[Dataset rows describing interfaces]
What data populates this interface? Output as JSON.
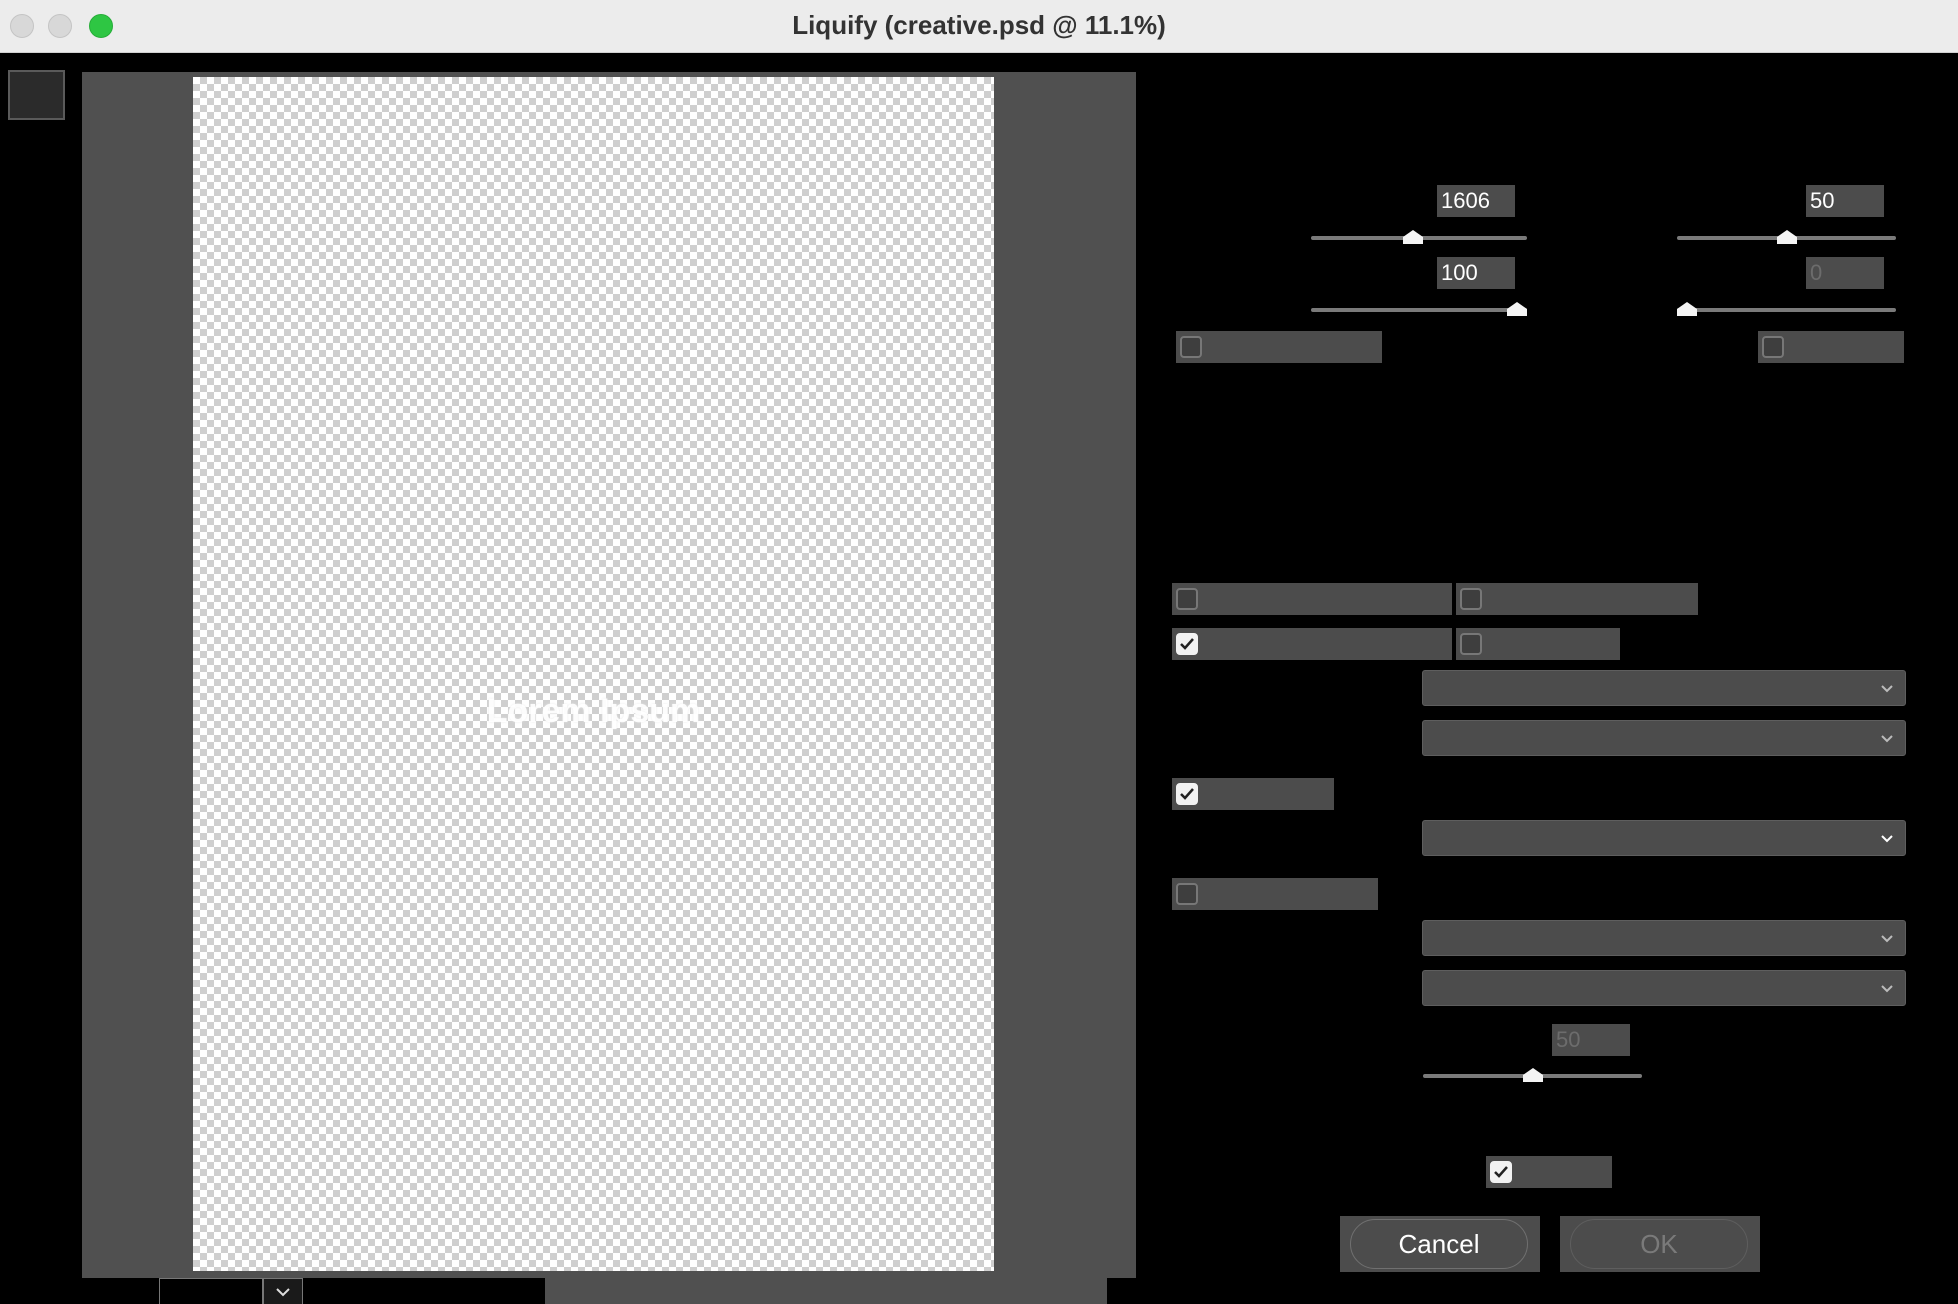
{
  "window": {
    "title": "Liquify (creative.psd @ 11.1%)"
  },
  "canvas": {
    "text": "Lorem Ipsum"
  },
  "brush": {
    "size": {
      "value": "1606",
      "level": 0.47
    },
    "density": {
      "value": "50",
      "level": 0.5
    },
    "pressure": {
      "value": "100",
      "level": 1.0
    },
    "rate": {
      "value": "0",
      "level": 0.0
    }
  },
  "checkboxes": {
    "row1_left": false,
    "row1_right": false,
    "a1": false,
    "a2": false,
    "b1": true,
    "b2": false,
    "c1": true,
    "d1": false,
    "preview": true
  },
  "mask_opacity": {
    "value": "50",
    "level": 0.5
  },
  "buttons": {
    "cancel": "Cancel",
    "ok": "OK"
  },
  "icons": {
    "dropdown": "chevron-down-icon",
    "check": "checkmark-icon"
  }
}
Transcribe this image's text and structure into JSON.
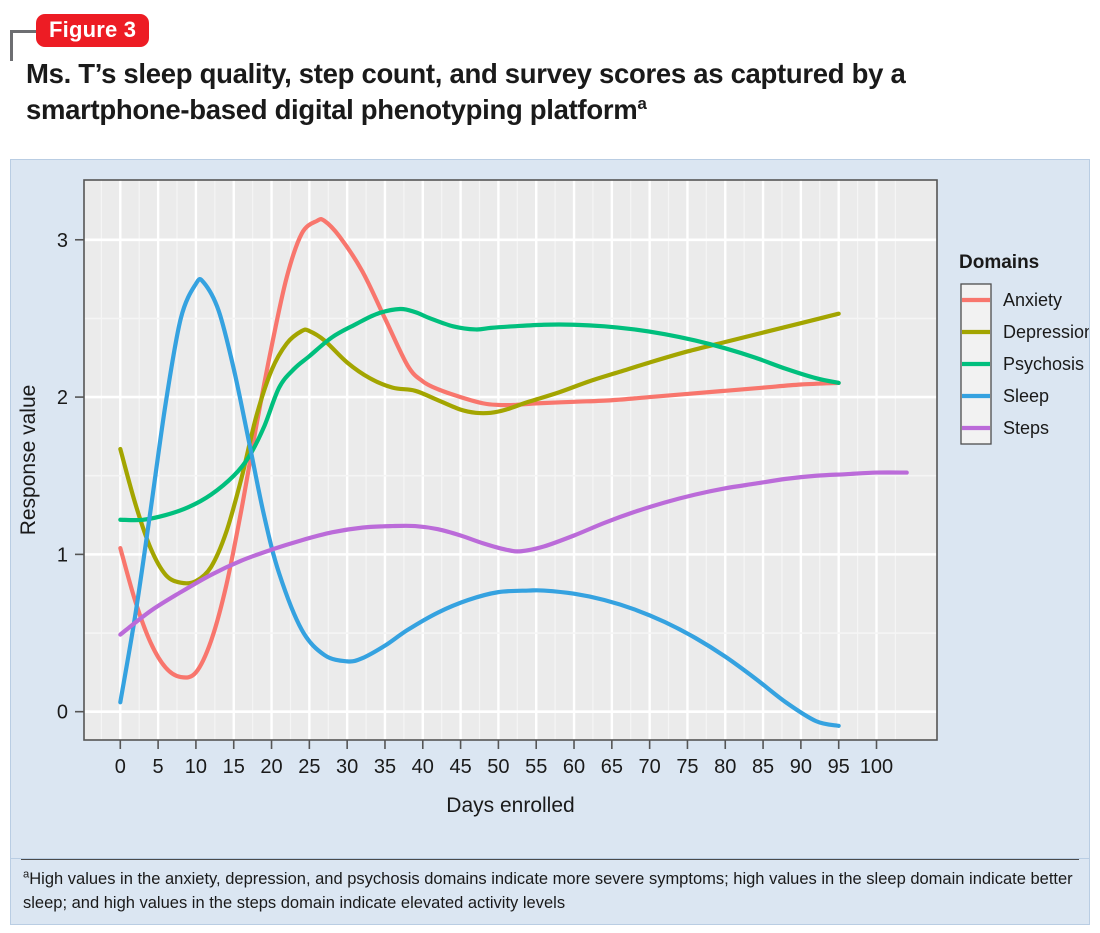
{
  "figure": {
    "badge_label": "Figure 3",
    "title_line1": "Ms. T’s sleep quality, step count, and survey scores as captured by a",
    "title_line2": "smartphone-based digital phenotyping platform",
    "title_superscript": "a",
    "footnote_marker": "a",
    "footnote_text": "High values in the anxiety, depression, and psychosis domains indicate more severe symptoms; high values in the sleep domain indicate better sleep; and high values in the steps domain indicate elevated activity levels"
  },
  "colors": {
    "badge_red": "#ed1c24",
    "panel_background": "#dbe6f2",
    "plot_background": "#ebebeb",
    "gridline_major": "#ffffff",
    "gridline_minor": "#f5f5f5",
    "anxiety": "#f8766d",
    "depression": "#a3a500",
    "psychosis": "#00bf7d",
    "sleep": "#35a2e0",
    "steps": "#bb6bd9"
  },
  "chart_data": {
    "type": "line",
    "title": "",
    "xlabel": "Days enrolled",
    "ylabel": "Response value",
    "xlim": [
      -4.8,
      108
    ],
    "ylim": [
      -0.18,
      3.38
    ],
    "xticks": [
      0,
      5,
      10,
      15,
      20,
      25,
      30,
      35,
      40,
      45,
      50,
      55,
      60,
      65,
      70,
      75,
      80,
      85,
      90,
      95,
      100
    ],
    "yticks": [
      0,
      1,
      2,
      3
    ],
    "ytick_labels": [
      "0",
      "1",
      "2",
      "3"
    ],
    "grid": true,
    "legend_title": "Domains",
    "legend_position": "right",
    "series": [
      {
        "name": "Anxiety",
        "color": "#f8766d",
        "x": [
          0,
          2,
          4,
          6,
          8,
          10,
          12,
          14,
          16,
          18,
          20,
          22,
          24,
          26,
          27,
          29,
          32,
          35,
          38,
          40,
          42,
          45,
          48,
          50,
          52,
          55,
          60,
          65,
          70,
          75,
          80,
          85,
          90,
          95
        ],
        "y": [
          1.04,
          0.7,
          0.44,
          0.28,
          0.22,
          0.25,
          0.45,
          0.8,
          1.28,
          1.82,
          2.32,
          2.76,
          3.04,
          3.12,
          3.12,
          3.02,
          2.8,
          2.5,
          2.2,
          2.1,
          2.05,
          2.0,
          1.96,
          1.95,
          1.95,
          1.96,
          1.97,
          1.98,
          2.0,
          2.02,
          2.04,
          2.06,
          2.08,
          2.09
        ]
      },
      {
        "name": "Depression",
        "color": "#a3a500",
        "x": [
          0,
          2,
          4,
          6,
          8,
          10,
          12,
          14,
          16,
          18,
          20,
          22,
          24,
          25,
          27,
          30,
          33,
          36,
          39,
          42,
          45,
          47,
          49,
          51,
          54,
          58,
          62,
          66,
          70,
          75,
          80,
          85,
          90,
          95
        ],
        "y": [
          1.67,
          1.32,
          1.04,
          0.87,
          0.82,
          0.83,
          0.92,
          1.14,
          1.48,
          1.88,
          2.17,
          2.34,
          2.42,
          2.42,
          2.36,
          2.22,
          2.12,
          2.06,
          2.04,
          1.98,
          1.92,
          1.9,
          1.9,
          1.92,
          1.97,
          2.03,
          2.1,
          2.16,
          2.22,
          2.29,
          2.35,
          2.41,
          2.47,
          2.53
        ]
      },
      {
        "name": "Psychosis",
        "color": "#00bf7d",
        "x": [
          0,
          3,
          6,
          9,
          12,
          15,
          17,
          19,
          21,
          23,
          25,
          28,
          31,
          34,
          37,
          39,
          41,
          44,
          47,
          49,
          52,
          56,
          60,
          64,
          68,
          72,
          76,
          80,
          84,
          88,
          92,
          95
        ],
        "y": [
          1.22,
          1.22,
          1.25,
          1.3,
          1.38,
          1.5,
          1.62,
          1.81,
          2.06,
          2.18,
          2.26,
          2.38,
          2.46,
          2.53,
          2.56,
          2.54,
          2.5,
          2.45,
          2.43,
          2.44,
          2.45,
          2.46,
          2.46,
          2.45,
          2.43,
          2.4,
          2.36,
          2.31,
          2.25,
          2.18,
          2.12,
          2.09
        ]
      },
      {
        "name": "Sleep",
        "color": "#35a2e0",
        "x": [
          0,
          2,
          4,
          6,
          8,
          10,
          11,
          13,
          15,
          17,
          19,
          21,
          24,
          27,
          30,
          32,
          35,
          38,
          42,
          46,
          50,
          54,
          56,
          60,
          64,
          68,
          72,
          76,
          80,
          84,
          88,
          92,
          95
        ],
        "y": [
          0.06,
          0.62,
          1.28,
          1.96,
          2.5,
          2.72,
          2.73,
          2.55,
          2.18,
          1.72,
          1.25,
          0.88,
          0.52,
          0.36,
          0.32,
          0.34,
          0.42,
          0.52,
          0.63,
          0.71,
          0.76,
          0.77,
          0.77,
          0.75,
          0.71,
          0.65,
          0.57,
          0.47,
          0.35,
          0.21,
          0.06,
          -0.06,
          -0.09
        ]
      },
      {
        "name": "Steps",
        "color": "#bb6bd9",
        "x": [
          0,
          4,
          8,
          12,
          16,
          20,
          24,
          28,
          32,
          36,
          39,
          42,
          45,
          48,
          51,
          53,
          56,
          60,
          64,
          68,
          72,
          76,
          80,
          84,
          88,
          92,
          96,
          100,
          104
        ],
        "y": [
          0.49,
          0.64,
          0.76,
          0.87,
          0.96,
          1.03,
          1.09,
          1.14,
          1.17,
          1.18,
          1.18,
          1.16,
          1.12,
          1.07,
          1.03,
          1.02,
          1.05,
          1.12,
          1.2,
          1.27,
          1.33,
          1.38,
          1.42,
          1.45,
          1.48,
          1.5,
          1.51,
          1.52,
          1.52
        ]
      }
    ]
  },
  "legend": {
    "title": "Domains",
    "items": [
      {
        "label": "Anxiety",
        "color": "#f8766d"
      },
      {
        "label": "Depression",
        "color": "#a3a500"
      },
      {
        "label": "Psychosis",
        "color": "#00bf7d"
      },
      {
        "label": "Sleep",
        "color": "#35a2e0"
      },
      {
        "label": "Steps",
        "color": "#bb6bd9"
      }
    ]
  }
}
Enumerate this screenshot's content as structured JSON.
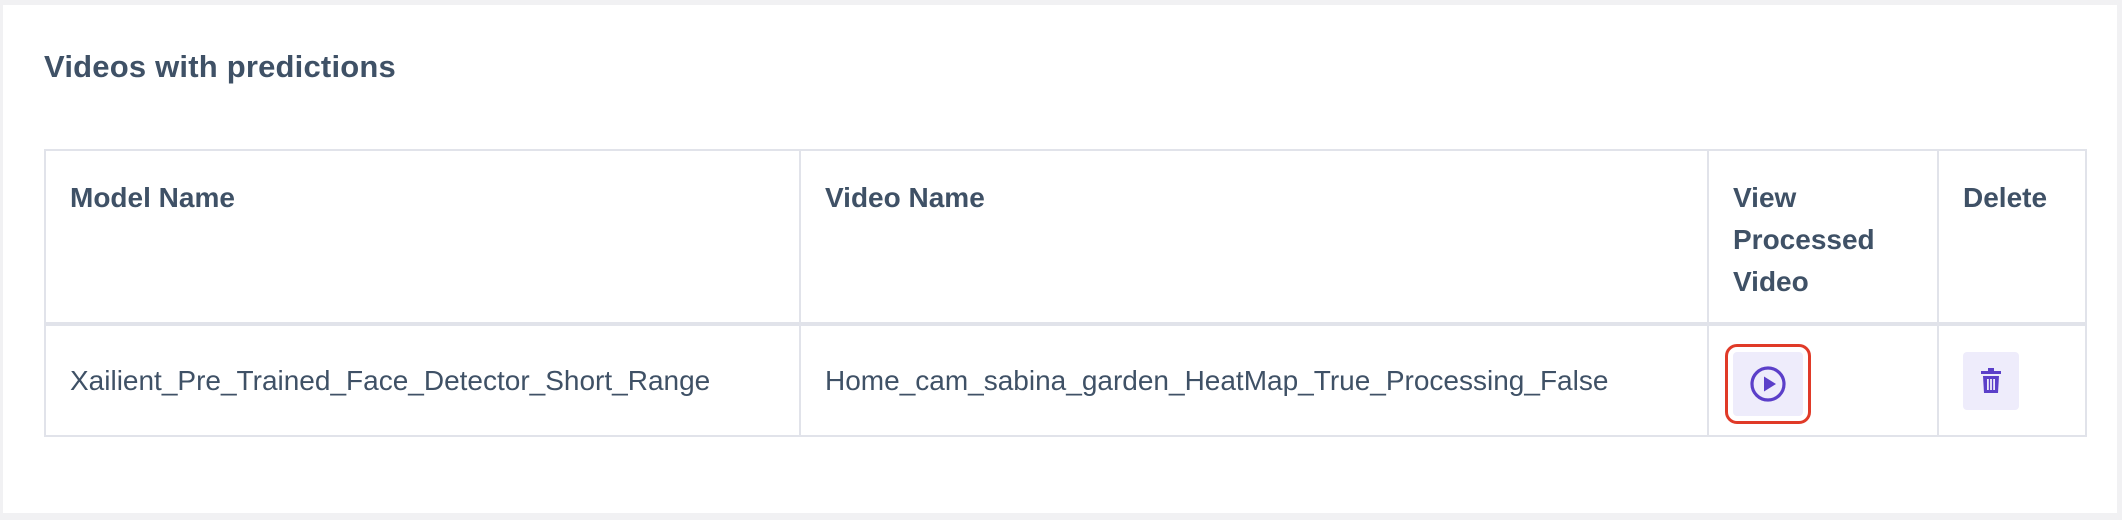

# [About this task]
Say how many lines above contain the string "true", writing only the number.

# [Reply]
4